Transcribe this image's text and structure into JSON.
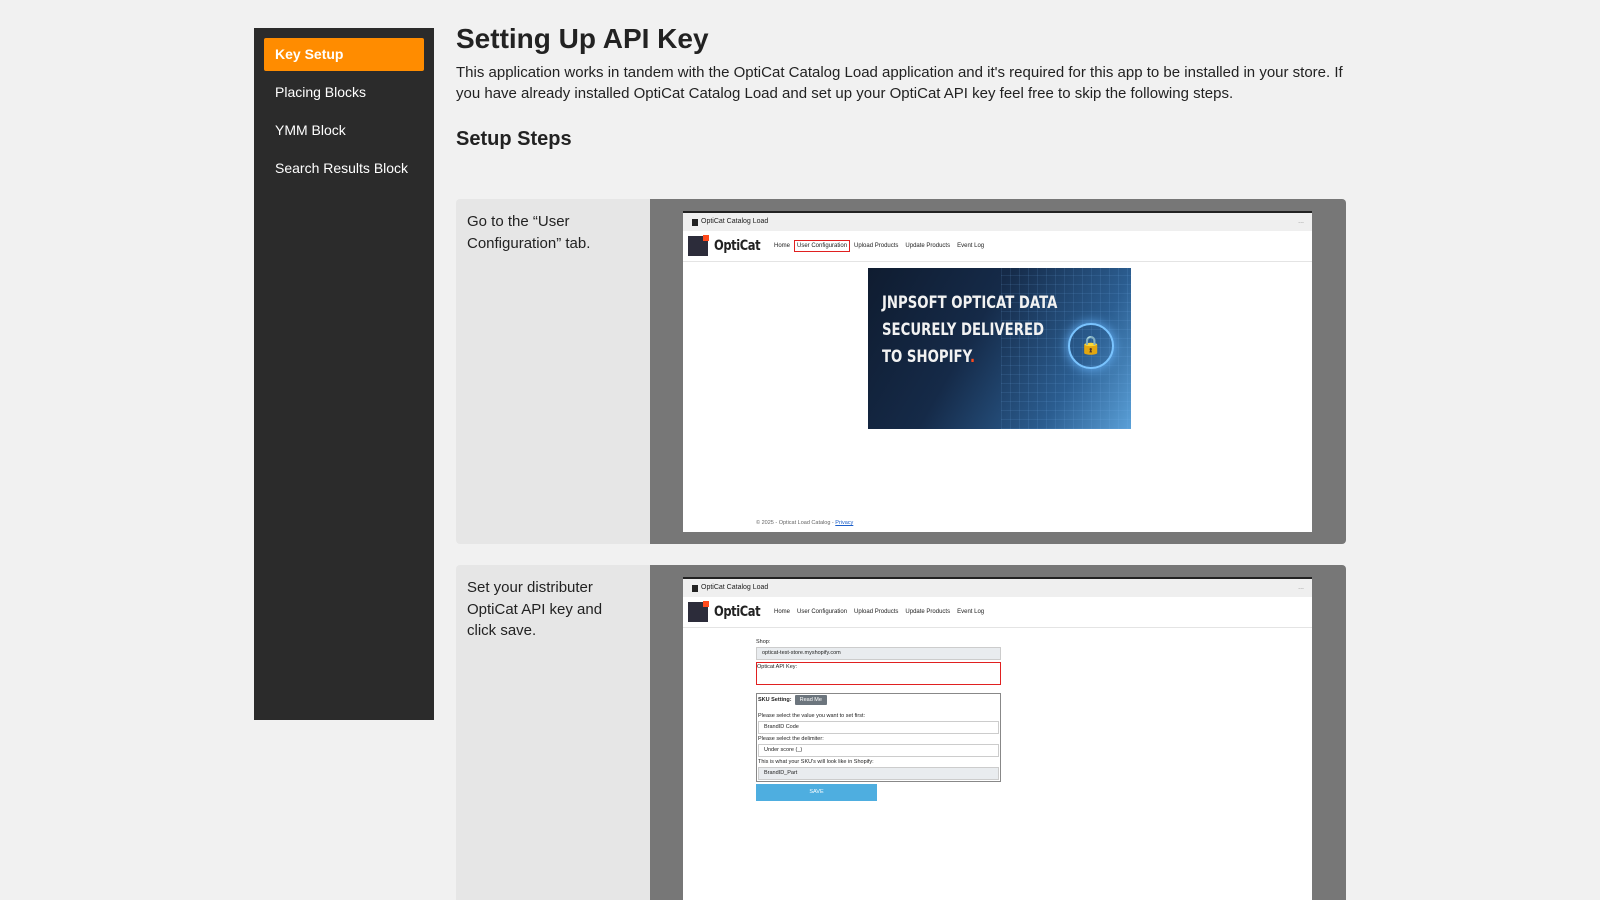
{
  "sidebar": {
    "items": [
      {
        "label": "Key Setup",
        "active": true
      },
      {
        "label": "Placing Blocks",
        "active": false
      },
      {
        "label": "YMM Block",
        "active": false
      },
      {
        "label": "Search Results Block",
        "active": false
      }
    ]
  },
  "page": {
    "title": "Setting Up API Key",
    "intro": "This application works in tandem with the OptiCat Catalog Load application and it's required for this app to be installed in your store. If you have already installed OptiCat Catalog Load and set up your OptiCat API key feel free to skip the following steps.",
    "section_title": "Setup Steps"
  },
  "steps": [
    {
      "text": "Go to the “User Configuration” tab.",
      "screenshot": {
        "window_title": "OptiCat Catalog Load",
        "dots": "...",
        "brand": "OptiCat",
        "nav": [
          "Home",
          "User Configuration",
          "Upload Products",
          "Update Products",
          "Event Log"
        ],
        "highlighted_nav": "User Configuration",
        "hero_lines": [
          "JNPSOFT OPTICAT DATA",
          "SECURELY DELIVERED",
          "TO SHOPIFY"
        ],
        "hero_dot": ".",
        "footer": "© 2025 - Opticat Load Catalog -",
        "footer_link": "Privacy"
      }
    },
    {
      "text": "Set your distributer OptiCat API key and click save.",
      "screenshot": {
        "window_title": "OptiCat Catalog Load",
        "dots": "...",
        "brand": "OptiCat",
        "nav": [
          "Home",
          "User Configuration",
          "Upload Products",
          "Update Products",
          "Event Log"
        ],
        "form": {
          "shop_label": "Shop:",
          "shop_value": "opticat-test-store.myshopify.com",
          "api_key_label": "Opticat API Key:",
          "api_key_value": "",
          "sku_label": "SKU Setting:",
          "readme_label": "Read Me",
          "first_label": "Please select the value you want to set first:",
          "first_value": "BrandID Code",
          "delim_label": "Please select the delimiter:",
          "delim_value": "Under score (_)",
          "preview_label": "This is what your SKU's will look like in Shopify:",
          "preview_value": "BrandID_Part",
          "save_label": "SAVE"
        }
      }
    }
  ],
  "colors": {
    "accent": "#ff8c00",
    "sidebar_bg": "#2b2b2b",
    "highlight": "#e02020",
    "save_button": "#4eaee0"
  }
}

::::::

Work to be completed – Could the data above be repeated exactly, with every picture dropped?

Solution to the exercise –
Transcribe this image's text and structure into JSON.
{
  "sidebar": {
    "items": [
      {
        "label": "Key Setup",
        "active": true
      },
      {
        "label": "Placing Blocks",
        "active": false
      },
      {
        "label": "YMM Block",
        "active": false
      },
      {
        "label": "Search Results Block",
        "active": false
      }
    ]
  },
  "page": {
    "title": "Setting Up API Key",
    "intro": "This application works in tandem with the OptiCat Catalog Load application and it's required for this app to be installed in your store. If you have already installed OptiCat Catalog Load and set up your OptiCat API key feel free to skip the following steps.",
    "section_title": "Setup Steps"
  },
  "steps": [
    {
      "text": "Go to the “User Configuration” tab.",
      "screenshot": {
        "window_title": "OptiCat Catalog Load",
        "dots": "...",
        "brand": "OptiCat",
        "nav": [
          "Home",
          "User Configuration",
          "Upload Products",
          "Update Products",
          "Event Log"
        ],
        "highlighted_nav": "User Configuration",
        "hero_lines": [
          "JNPSOFT OPTICAT DATA",
          "SECURELY DELIVERED",
          "TO SHOPIFY"
        ],
        "hero_dot": ".",
        "footer": "© 2025 - Opticat Load Catalog -",
        "footer_link": "Privacy"
      }
    },
    {
      "text": "Set your distributer OptiCat API key and click save.",
      "screenshot": {
        "window_title": "OptiCat Catalog Load",
        "dots": "...",
        "brand": "OptiCat",
        "nav": [
          "Home",
          "User Configuration",
          "Upload Products",
          "Update Products",
          "Event Log"
        ],
        "form": {
          "shop_label": "Shop:",
          "shop_value": "opticat-test-store.myshopify.com",
          "api_key_label": "Opticat API Key:",
          "api_key_value": "",
          "sku_label": "SKU Setting:",
          "readme_label": "Read Me",
          "first_label": "Please select the value you want to set first:",
          "first_value": "BrandID Code",
          "delim_label": "Please select the delimiter:",
          "delim_value": "Under score (_)",
          "preview_label": "This is what your SKU's will look like in Shopify:",
          "preview_value": "BrandID_Part",
          "save_label": "SAVE"
        }
      }
    }
  ],
  "colors": {
    "accent": "#ff8c00",
    "sidebar_bg": "#2b2b2b",
    "highlight": "#e02020",
    "save_button": "#4eaee0"
  }
}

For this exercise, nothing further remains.